= Input material =
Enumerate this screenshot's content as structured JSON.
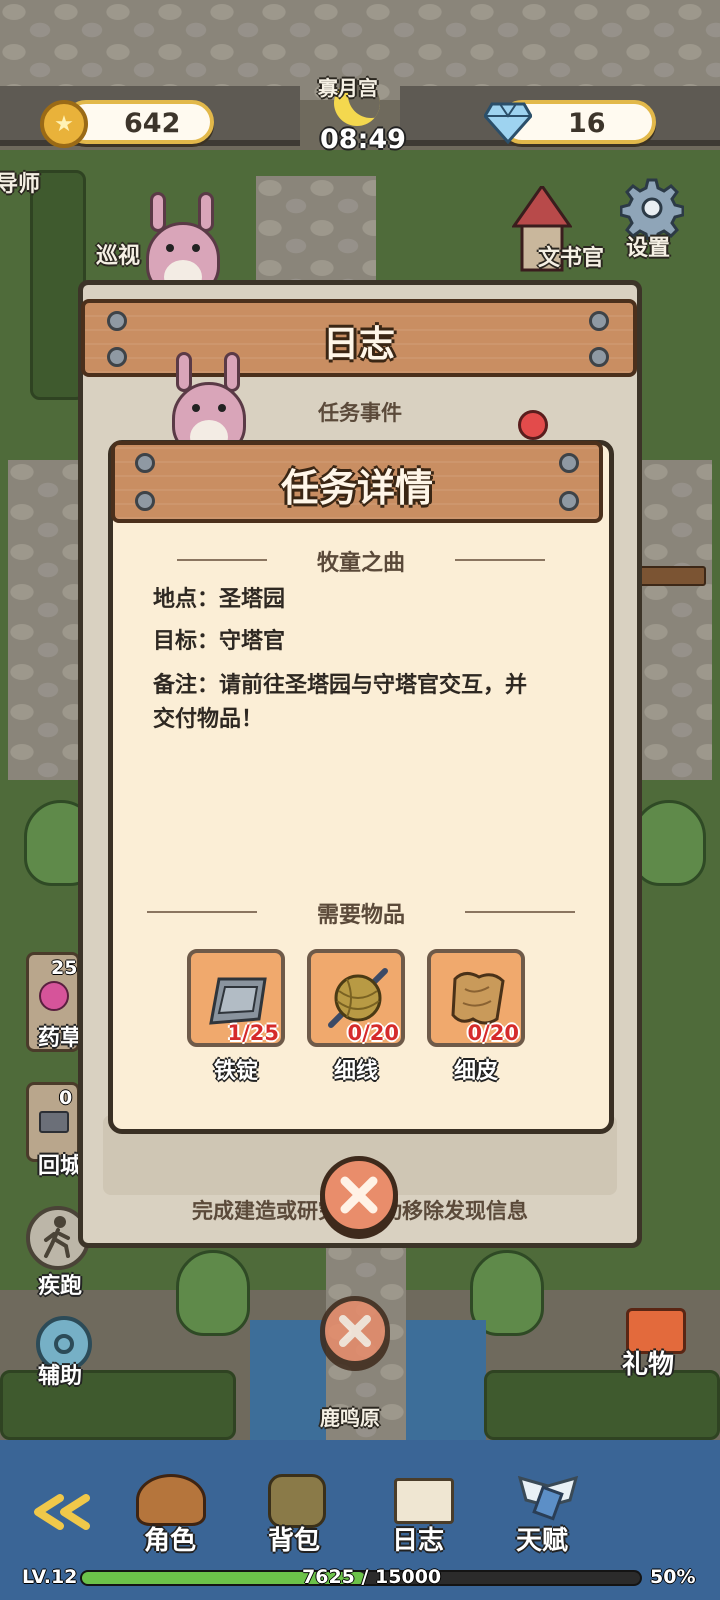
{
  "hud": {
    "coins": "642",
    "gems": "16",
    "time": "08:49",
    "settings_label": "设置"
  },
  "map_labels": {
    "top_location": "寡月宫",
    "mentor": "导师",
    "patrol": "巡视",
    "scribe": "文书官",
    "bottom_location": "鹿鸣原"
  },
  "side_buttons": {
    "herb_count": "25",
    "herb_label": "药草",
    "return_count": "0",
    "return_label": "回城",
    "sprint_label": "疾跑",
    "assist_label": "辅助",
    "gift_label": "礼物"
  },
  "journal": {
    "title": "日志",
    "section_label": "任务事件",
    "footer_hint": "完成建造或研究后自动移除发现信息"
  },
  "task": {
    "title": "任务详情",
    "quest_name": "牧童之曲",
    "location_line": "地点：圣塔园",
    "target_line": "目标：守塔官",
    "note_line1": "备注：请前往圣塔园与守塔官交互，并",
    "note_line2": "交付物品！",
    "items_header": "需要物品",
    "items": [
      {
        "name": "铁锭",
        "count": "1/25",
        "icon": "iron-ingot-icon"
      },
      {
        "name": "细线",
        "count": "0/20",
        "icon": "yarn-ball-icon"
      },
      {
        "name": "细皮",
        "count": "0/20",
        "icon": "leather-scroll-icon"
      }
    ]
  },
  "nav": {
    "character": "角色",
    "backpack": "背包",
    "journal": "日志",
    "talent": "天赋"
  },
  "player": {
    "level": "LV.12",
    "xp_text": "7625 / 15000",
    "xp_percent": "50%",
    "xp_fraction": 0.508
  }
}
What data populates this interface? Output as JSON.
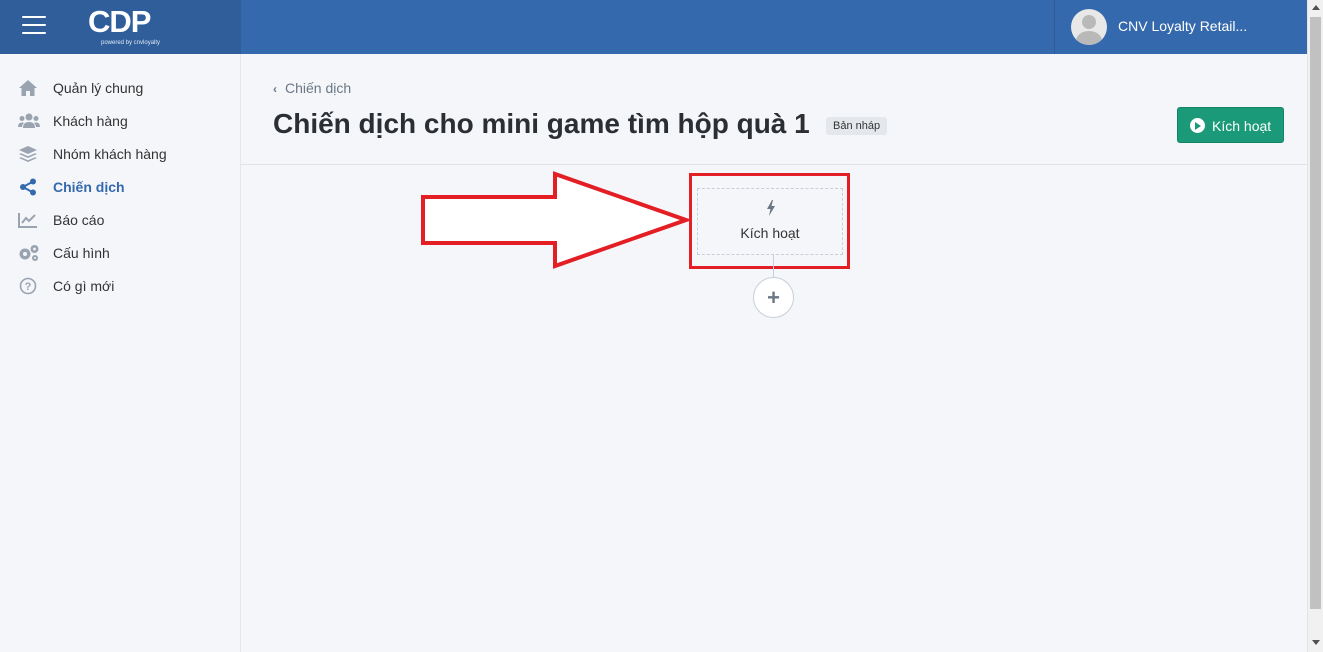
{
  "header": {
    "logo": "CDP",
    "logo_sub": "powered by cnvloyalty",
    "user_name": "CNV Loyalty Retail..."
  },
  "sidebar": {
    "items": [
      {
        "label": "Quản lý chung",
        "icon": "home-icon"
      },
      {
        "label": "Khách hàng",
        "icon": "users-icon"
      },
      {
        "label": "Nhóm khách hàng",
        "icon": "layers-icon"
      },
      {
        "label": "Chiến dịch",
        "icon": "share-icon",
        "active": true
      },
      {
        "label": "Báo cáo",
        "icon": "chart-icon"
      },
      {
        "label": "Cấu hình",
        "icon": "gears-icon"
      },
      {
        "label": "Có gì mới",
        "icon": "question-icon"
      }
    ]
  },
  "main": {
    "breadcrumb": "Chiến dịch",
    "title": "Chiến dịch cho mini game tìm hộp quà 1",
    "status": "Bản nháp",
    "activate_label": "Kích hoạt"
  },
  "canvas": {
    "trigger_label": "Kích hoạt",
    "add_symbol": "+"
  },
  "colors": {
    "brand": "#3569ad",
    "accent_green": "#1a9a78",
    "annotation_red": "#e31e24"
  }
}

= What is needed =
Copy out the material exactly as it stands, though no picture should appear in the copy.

= Solution for this task =
Enumerate this screenshot's content as structured JSON.
{
  "hud": {
    "coins": "642",
    "gems": "16",
    "time": "08:49",
    "settings_label": "设置"
  },
  "map_labels": {
    "top_location": "寡月宫",
    "mentor": "导师",
    "patrol": "巡视",
    "scribe": "文书官",
    "bottom_location": "鹿鸣原"
  },
  "side_buttons": {
    "herb_count": "25",
    "herb_label": "药草",
    "return_count": "0",
    "return_label": "回城",
    "sprint_label": "疾跑",
    "assist_label": "辅助",
    "gift_label": "礼物"
  },
  "journal": {
    "title": "日志",
    "section_label": "任务事件",
    "footer_hint": "完成建造或研究后自动移除发现信息"
  },
  "task": {
    "title": "任务详情",
    "quest_name": "牧童之曲",
    "location_line": "地点：圣塔园",
    "target_line": "目标：守塔官",
    "note_line1": "备注：请前往圣塔园与守塔官交互，并",
    "note_line2": "交付物品！",
    "items_header": "需要物品",
    "items": [
      {
        "name": "铁锭",
        "count": "1/25",
        "icon": "iron-ingot-icon"
      },
      {
        "name": "细线",
        "count": "0/20",
        "icon": "yarn-ball-icon"
      },
      {
        "name": "细皮",
        "count": "0/20",
        "icon": "leather-scroll-icon"
      }
    ]
  },
  "nav": {
    "character": "角色",
    "backpack": "背包",
    "journal": "日志",
    "talent": "天赋"
  },
  "player": {
    "level": "LV.12",
    "xp_text": "7625 / 15000",
    "xp_percent": "50%",
    "xp_fraction": 0.508
  }
}
What data populates this interface? Output as JSON.
{
  "header": {
    "logo": "CDP",
    "logo_sub": "powered by cnvloyalty",
    "user_name": "CNV Loyalty Retail..."
  },
  "sidebar": {
    "items": [
      {
        "label": "Quản lý chung",
        "icon": "home-icon"
      },
      {
        "label": "Khách hàng",
        "icon": "users-icon"
      },
      {
        "label": "Nhóm khách hàng",
        "icon": "layers-icon"
      },
      {
        "label": "Chiến dịch",
        "icon": "share-icon",
        "active": true
      },
      {
        "label": "Báo cáo",
        "icon": "chart-icon"
      },
      {
        "label": "Cấu hình",
        "icon": "gears-icon"
      },
      {
        "label": "Có gì mới",
        "icon": "question-icon"
      }
    ]
  },
  "main": {
    "breadcrumb": "Chiến dịch",
    "title": "Chiến dịch cho mini game tìm hộp quà 1",
    "status": "Bản nháp",
    "activate_label": "Kích hoạt"
  },
  "canvas": {
    "trigger_label": "Kích hoạt",
    "add_symbol": "+"
  },
  "colors": {
    "brand": "#3569ad",
    "accent_green": "#1a9a78",
    "annotation_red": "#e31e24"
  }
}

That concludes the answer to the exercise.